A very simple sad fact is that people abuse animals. It is hard for most people to fathom why anyone would want to hurt another living being. Who does this? Where does it happen? Is it increasing or decreasing?
The answers to these and other questions would help law enforcement, prosecutors, mental health professionals, educators, policy makers, and others address this problem more effectively. Unfortunately, not only is this information not readily available, but also, until now, it could not be said whether such information even exists.
In recognition of April as Animal Cruelty Awareness Month, the Animal Welfare Institute announces the availability of the Animal Cruelty Crime Statistics: Findings from a Survey of State Uniform Crime Reporting Programs. For the first time, a snapshot has been taken of whether and how states collect and report animal cruelty crime data. Knowing this is the first step towards having such information available on a national level.

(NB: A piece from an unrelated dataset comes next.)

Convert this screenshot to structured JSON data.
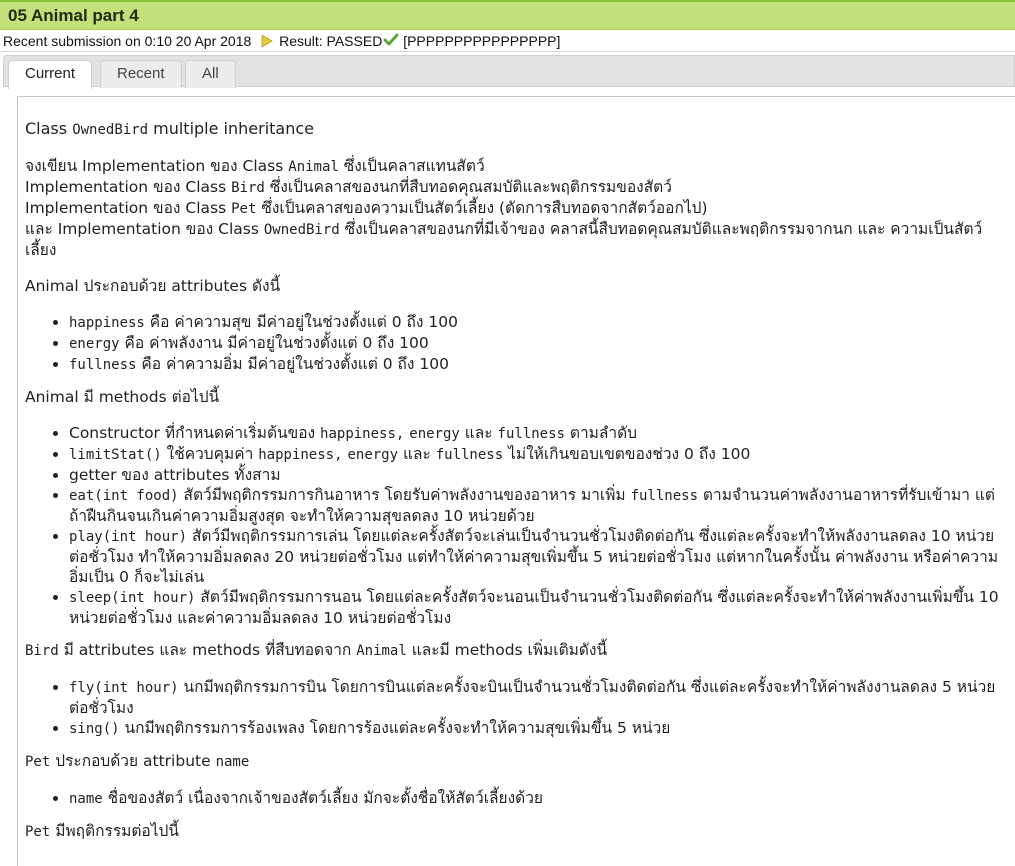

Animal cruelty in and of itself is a heinous act against some of the most vulnerable members of society. It is a crime in all jurisdictions, and some forms constitute felonies in 47 states, the District of Columbia, Puerto Rico, Guam, and the Virginia Islands. Moreover, it is well known that animal abuse is linked to other crimes, including family violence and other forms of interpersonal violence, gang and drug offenses, and property crimes. However, the FBI does not collect animal cruelty crime statistics as part of its Uniform Crime Report (UCR), and so there is no broad picture of these crimes.
AWI has long been working to achieve inclusion of animal related crimes in the UCR. Its new report offers detailed information obtained from the 28 participating state FBI Uniform Crime Reporting (UCR) programs about if and how animal cruelty crime statistics are reported to the state UCR programs by local police and then transmitted to the FBI national office. Of critical importance, Animal Cruelty… reveals that some state UCR programs maintain retrievable animal cruelty crime statistics. This is vital information not publicly known before this survey.
AWI President Cathy Liss explained that the survey was done to gain a better understanding of what is and isn’t known about crimes against animals. “We needed to know if such information exists or can be generated for submitting to the FBI. We learned that some states are already collecting such data. And we were particularly gratified to learn that the majority agree that having such data is useful.”
This report takes an important first step toward the goal of gaining inclusion of animal cruelty crime statistics in the FBI’s national analysis.
Other resources related to animals and interpersonal violence can be found at AWI's Animals and Family Violence page.